** Opening Task data block **

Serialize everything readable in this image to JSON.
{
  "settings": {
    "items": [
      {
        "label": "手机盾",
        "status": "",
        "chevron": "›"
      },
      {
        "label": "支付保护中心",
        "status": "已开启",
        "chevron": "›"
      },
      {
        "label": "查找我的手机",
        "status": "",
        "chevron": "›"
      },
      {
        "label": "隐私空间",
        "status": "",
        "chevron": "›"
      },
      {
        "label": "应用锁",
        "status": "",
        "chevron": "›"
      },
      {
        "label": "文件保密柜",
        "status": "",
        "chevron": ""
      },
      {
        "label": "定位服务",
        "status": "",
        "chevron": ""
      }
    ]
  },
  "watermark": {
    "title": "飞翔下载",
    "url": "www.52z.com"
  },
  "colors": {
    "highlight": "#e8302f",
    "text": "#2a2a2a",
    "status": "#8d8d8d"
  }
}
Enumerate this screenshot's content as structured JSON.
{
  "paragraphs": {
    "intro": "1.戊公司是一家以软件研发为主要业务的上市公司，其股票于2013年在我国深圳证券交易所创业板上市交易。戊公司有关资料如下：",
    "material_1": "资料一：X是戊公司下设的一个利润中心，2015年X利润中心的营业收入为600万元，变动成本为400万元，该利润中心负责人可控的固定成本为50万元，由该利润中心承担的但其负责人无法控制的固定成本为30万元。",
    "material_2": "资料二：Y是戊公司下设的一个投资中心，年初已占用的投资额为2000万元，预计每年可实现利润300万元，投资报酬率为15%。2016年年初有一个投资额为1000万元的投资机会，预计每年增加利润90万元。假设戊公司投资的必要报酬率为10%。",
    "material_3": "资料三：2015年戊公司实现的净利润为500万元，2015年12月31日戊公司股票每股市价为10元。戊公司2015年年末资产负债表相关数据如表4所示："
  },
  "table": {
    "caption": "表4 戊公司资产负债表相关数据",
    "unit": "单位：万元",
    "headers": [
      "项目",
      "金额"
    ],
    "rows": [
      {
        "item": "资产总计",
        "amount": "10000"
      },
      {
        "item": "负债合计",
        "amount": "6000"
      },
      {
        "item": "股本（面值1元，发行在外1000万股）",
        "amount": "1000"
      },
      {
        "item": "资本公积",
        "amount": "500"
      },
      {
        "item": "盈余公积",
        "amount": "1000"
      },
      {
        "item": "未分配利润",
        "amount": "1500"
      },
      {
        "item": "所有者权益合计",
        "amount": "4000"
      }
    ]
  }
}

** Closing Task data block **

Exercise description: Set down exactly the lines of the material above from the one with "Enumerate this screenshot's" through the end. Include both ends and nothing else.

Answer section:
Enumerate this screenshot's content as structured JSON.
{
  "paragraphs": {
    "intro": "1.戊公司是一家以软件研发为主要业务的上市公司，其股票于2013年在我国深圳证券交易所创业板上市交易。戊公司有关资料如下：",
    "material_1": "资料一：X是戊公司下设的一个利润中心，2015年X利润中心的营业收入为600万元，变动成本为400万元，该利润中心负责人可控的固定成本为50万元，由该利润中心承担的但其负责人无法控制的固定成本为30万元。",
    "material_2": "资料二：Y是戊公司下设的一个投资中心，年初已占用的投资额为2000万元，预计每年可实现利润300万元，投资报酬率为15%。2016年年初有一个投资额为1000万元的投资机会，预计每年增加利润90万元。假设戊公司投资的必要报酬率为10%。",
    "material_3": "资料三：2015年戊公司实现的净利润为500万元，2015年12月31日戊公司股票每股市价为10元。戊公司2015年年末资产负债表相关数据如表4所示："
  },
  "table": {
    "caption": "表4 戊公司资产负债表相关数据",
    "unit": "单位：万元",
    "headers": [
      "项目",
      "金额"
    ],
    "rows": [
      {
        "item": "资产总计",
        "amount": "10000"
      },
      {
        "item": "负债合计",
        "amount": "6000"
      },
      {
        "item": "股本（面值1元，发行在外1000万股）",
        "amount": "1000"
      },
      {
        "item": "资本公积",
        "amount": "500"
      },
      {
        "item": "盈余公积",
        "amount": "1000"
      },
      {
        "item": "未分配利润",
        "amount": "1500"
      },
      {
        "item": "所有者权益合计",
        "amount": "4000"
      }
    ]
  }
}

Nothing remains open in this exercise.